"I am not to be trusted with it. I hate the restrictiveness of facts. I can't control my impulse to rearrange, suppress, add, heighten, invent, and improve. Accuracy means less to me than suggestiveness; my memory is as much an inventer as a recorder."

Is this the mark of a great story-teller, and if so, what of truth????


Barb said...

As usual, Hildred, you give me fodder for thought! I like the idea of "suggestiveness" - don't you? It's so interesting to me that two people can experience the same event at the same time and come away with two very different interpretations. Now - about "multi-tasking" - I've been reading brain research that says it just can't be done...

The Weaver of Grass said...

What is truth after all, Hildred? It is only our version of it - another's version would probably be totally different. As for multi tasking, is it not what we woman are famous for -cooking the lunch, nursing the baby, answering the door etc. Like the look of your socks - like baby clothes they are fun to do because they don't take too long.

Sallie (FullTime-Life) said...

Interesting Hildreth. I almost didn't read it all because I'm not a knitter, but I'm so glad I did.
Love that you are multi-tasking; I'm not as good at that as I used to be. But the intriguing part to me was your quote and that gives me a lot to think about. We know people who, in conversation "tell a great story"; they might sometimes exaggerate the facts a little for that good story, but as long as it doesn't harm anyone is it really a lie? Hmm.... I will be thinking! Nice post.

And I do like the looks of your socks -- I just know my limitations and knitting/sewing are a couple of them.

Hildred and Charles said...

Barb, I would be interested in knowing more about the brain research that says multi-tasking is not possible, - couldn't have been researching female brains!
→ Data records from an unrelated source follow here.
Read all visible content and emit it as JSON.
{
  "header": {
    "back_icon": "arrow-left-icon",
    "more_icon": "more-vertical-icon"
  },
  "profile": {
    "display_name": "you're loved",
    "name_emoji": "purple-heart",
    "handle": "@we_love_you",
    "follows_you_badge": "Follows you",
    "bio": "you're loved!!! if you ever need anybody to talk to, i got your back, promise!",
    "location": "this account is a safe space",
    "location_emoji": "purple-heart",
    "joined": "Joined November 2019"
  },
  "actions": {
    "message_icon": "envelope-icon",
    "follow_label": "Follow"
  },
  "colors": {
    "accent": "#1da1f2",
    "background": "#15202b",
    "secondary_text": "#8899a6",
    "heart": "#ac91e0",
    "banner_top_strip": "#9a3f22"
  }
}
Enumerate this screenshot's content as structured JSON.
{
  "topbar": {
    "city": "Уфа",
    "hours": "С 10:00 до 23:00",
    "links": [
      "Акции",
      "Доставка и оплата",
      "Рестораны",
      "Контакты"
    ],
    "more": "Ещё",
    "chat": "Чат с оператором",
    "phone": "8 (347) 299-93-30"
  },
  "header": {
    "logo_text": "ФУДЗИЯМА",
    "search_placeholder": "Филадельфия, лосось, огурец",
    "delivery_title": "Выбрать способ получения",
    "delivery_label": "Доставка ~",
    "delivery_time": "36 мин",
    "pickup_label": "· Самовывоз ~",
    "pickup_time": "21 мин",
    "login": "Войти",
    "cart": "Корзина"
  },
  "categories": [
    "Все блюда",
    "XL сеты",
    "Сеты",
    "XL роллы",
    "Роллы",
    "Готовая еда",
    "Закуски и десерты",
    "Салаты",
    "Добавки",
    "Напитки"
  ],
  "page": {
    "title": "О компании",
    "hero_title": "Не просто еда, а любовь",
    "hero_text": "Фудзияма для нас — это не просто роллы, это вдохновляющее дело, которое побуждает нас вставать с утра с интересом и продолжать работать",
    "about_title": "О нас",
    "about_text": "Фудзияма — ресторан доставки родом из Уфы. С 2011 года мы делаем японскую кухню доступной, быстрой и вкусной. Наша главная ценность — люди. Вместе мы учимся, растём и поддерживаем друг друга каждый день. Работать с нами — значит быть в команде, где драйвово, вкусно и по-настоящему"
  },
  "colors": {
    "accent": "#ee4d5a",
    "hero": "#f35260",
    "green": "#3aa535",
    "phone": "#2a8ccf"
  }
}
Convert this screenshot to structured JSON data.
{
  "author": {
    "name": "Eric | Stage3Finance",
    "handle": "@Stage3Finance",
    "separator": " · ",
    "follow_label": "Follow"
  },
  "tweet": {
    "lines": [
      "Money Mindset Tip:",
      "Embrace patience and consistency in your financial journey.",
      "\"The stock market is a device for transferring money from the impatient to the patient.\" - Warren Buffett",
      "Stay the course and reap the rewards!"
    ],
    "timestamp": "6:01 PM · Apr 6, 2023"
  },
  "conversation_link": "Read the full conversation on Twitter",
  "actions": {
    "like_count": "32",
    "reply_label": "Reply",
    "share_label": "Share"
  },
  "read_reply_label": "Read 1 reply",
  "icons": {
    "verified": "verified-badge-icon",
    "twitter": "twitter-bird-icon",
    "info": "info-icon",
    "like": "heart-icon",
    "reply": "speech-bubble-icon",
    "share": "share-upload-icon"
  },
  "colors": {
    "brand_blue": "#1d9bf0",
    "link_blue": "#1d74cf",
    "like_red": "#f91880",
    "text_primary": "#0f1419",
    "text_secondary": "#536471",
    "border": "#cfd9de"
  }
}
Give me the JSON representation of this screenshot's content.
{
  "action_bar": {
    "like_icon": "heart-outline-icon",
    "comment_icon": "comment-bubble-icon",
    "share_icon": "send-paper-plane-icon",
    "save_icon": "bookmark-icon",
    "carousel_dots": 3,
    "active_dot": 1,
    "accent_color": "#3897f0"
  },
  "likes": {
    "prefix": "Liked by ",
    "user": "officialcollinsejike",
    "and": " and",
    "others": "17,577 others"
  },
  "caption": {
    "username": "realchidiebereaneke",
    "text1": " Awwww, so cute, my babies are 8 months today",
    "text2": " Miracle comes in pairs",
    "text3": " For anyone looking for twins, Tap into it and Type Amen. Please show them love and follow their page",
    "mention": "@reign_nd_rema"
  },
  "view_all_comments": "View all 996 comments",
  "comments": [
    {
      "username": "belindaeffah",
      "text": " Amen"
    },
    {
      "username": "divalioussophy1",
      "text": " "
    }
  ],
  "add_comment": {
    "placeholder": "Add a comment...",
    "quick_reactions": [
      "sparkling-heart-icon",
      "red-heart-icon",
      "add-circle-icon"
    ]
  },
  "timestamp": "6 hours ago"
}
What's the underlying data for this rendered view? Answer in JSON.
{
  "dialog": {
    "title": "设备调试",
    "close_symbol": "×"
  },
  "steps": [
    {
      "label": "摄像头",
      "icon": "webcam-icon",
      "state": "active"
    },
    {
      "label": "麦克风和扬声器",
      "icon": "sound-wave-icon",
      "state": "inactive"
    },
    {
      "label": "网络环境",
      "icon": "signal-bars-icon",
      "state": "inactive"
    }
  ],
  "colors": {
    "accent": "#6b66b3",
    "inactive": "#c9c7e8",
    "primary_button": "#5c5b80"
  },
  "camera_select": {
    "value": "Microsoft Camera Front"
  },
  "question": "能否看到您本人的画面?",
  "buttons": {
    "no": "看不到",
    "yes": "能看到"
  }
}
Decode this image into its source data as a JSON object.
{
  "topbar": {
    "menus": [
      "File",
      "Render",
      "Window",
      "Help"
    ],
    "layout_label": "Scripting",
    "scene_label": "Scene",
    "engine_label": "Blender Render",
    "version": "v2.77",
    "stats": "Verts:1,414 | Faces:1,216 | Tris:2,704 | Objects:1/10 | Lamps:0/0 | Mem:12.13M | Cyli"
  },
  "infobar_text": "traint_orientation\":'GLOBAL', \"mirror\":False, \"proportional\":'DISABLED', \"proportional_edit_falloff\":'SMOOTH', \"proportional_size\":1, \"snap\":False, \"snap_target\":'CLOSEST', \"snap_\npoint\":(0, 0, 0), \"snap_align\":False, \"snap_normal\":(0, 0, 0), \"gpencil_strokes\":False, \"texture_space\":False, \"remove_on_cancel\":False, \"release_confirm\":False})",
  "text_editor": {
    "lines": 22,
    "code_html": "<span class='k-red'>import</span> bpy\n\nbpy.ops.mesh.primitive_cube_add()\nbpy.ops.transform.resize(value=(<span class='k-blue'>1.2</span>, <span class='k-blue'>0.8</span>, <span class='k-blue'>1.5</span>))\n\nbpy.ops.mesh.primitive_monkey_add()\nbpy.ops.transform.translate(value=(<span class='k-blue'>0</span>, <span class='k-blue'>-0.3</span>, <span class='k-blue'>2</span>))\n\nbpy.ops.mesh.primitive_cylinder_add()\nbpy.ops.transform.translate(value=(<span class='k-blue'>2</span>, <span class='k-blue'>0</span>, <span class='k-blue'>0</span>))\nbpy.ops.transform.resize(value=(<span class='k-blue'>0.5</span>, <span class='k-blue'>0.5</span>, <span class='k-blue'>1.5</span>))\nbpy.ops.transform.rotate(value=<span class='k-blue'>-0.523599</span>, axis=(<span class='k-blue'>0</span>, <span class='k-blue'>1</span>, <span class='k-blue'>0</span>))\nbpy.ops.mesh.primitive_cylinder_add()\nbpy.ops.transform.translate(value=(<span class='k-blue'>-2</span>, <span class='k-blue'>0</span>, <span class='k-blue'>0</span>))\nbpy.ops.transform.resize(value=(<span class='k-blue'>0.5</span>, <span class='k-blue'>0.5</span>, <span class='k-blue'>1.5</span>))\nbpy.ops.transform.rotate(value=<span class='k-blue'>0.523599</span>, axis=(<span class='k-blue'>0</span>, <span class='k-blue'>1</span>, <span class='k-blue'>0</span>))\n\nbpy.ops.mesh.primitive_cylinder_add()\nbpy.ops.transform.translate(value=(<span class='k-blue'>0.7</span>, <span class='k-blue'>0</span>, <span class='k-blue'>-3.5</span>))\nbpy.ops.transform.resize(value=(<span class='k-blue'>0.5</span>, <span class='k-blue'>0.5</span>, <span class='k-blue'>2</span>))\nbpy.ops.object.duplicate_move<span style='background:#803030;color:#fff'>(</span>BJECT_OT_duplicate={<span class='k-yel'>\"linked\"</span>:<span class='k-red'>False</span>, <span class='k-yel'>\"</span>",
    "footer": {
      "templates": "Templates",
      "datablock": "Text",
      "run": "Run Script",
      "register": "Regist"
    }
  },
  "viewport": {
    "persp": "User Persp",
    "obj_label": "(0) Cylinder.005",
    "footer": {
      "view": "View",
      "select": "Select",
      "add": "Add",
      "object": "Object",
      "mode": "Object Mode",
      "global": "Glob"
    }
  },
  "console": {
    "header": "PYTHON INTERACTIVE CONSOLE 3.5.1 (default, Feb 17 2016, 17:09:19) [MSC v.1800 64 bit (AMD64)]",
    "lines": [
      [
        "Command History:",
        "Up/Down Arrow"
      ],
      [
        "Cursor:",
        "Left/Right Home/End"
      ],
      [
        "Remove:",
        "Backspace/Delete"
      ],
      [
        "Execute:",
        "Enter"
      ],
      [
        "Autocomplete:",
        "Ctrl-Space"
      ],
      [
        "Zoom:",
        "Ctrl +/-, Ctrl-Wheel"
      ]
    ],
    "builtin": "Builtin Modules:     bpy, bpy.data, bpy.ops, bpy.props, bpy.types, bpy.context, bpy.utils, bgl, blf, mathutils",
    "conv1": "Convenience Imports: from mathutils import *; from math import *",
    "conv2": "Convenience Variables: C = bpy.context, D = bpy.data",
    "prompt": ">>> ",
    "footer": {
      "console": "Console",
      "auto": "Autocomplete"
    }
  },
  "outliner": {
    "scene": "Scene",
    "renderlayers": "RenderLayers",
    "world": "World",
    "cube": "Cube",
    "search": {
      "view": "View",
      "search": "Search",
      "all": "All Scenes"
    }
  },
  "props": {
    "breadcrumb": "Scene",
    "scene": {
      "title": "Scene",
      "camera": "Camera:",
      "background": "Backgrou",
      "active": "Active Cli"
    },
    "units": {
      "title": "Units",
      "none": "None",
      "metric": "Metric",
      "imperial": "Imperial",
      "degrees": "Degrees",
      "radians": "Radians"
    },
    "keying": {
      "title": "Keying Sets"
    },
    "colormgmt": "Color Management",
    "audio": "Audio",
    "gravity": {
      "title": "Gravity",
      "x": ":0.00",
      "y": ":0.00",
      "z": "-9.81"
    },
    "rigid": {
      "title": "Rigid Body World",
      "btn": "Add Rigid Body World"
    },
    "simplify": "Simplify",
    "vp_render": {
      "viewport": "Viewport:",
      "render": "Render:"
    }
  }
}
And Weaver, I cannot help but agree with you about the relevance of truth and its dependence upon who is remembering; is the experience positive or negative to them personally, and how has their version of the truth affected their lives?

And as you say, Sally, does a little exaggeration and suggestiveness really matter??? As long as they don't affect the great basic truths, - who can make a list of those??